Gottfried Wilhelm Leibniz was born on July 1, (which was June 21, Old Style), 1646 and died in 1716. He was a German philosopher, mathematician, and political adviser, important both as a metaphysician and as a logician. His prominent place in the history of mathematics is due to his invention of the differential and integral calculus independently of Isaac Newton
In philosophy, Leibniz is most noted for his optimism. He coined the phrase “the best of all possible worlds” in his 1710 work “Essais de Théodicée sur la bonté de Dieu, la liberté de l’homme et l’origine du mal”(“Essays on the Goodness of God, the Freedom of Man and the Origin of Evil”) where he claims that our Universe is, in a restricted sense, the best possible one that God could have created.

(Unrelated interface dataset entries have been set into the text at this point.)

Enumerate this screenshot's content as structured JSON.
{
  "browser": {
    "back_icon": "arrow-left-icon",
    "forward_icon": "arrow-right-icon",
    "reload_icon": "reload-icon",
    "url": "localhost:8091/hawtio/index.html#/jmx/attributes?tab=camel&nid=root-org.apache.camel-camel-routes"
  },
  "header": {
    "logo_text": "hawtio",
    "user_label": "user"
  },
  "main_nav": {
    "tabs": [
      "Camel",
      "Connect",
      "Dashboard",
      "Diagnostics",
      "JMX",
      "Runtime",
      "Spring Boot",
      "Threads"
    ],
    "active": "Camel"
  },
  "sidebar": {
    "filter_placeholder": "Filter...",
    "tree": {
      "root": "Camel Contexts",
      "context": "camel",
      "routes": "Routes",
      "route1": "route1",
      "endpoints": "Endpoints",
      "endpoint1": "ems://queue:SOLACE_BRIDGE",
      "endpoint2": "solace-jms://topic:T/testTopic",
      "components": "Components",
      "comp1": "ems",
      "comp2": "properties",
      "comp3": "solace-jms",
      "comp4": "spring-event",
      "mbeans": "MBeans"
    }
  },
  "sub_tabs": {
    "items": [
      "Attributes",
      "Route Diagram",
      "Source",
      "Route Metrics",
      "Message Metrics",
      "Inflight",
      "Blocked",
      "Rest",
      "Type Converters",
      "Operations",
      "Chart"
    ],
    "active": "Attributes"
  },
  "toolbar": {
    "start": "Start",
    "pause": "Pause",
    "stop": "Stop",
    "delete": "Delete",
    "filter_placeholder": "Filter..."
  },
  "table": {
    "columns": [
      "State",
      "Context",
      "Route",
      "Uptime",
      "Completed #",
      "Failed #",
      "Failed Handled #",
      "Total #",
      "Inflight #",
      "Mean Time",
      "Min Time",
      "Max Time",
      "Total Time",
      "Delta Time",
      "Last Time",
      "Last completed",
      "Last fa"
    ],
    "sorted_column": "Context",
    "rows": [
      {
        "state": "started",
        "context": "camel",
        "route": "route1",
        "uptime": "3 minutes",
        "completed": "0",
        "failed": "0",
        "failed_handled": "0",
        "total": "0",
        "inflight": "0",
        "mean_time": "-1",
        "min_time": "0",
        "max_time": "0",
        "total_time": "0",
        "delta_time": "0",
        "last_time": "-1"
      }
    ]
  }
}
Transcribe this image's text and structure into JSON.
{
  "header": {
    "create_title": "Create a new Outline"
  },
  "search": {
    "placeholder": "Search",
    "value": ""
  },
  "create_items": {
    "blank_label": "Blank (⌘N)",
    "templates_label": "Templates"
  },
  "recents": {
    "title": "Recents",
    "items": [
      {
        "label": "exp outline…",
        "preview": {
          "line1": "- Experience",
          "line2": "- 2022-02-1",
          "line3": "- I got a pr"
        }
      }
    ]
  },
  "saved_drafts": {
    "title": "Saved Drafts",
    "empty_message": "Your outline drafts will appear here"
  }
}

Critics of Leibniz argue that the world contains an amount of suffering too great to justify optimism: Voltaire’s “Candide” (1759), for example, was a satirical rejection of Leibniz’s optimistic view of the world.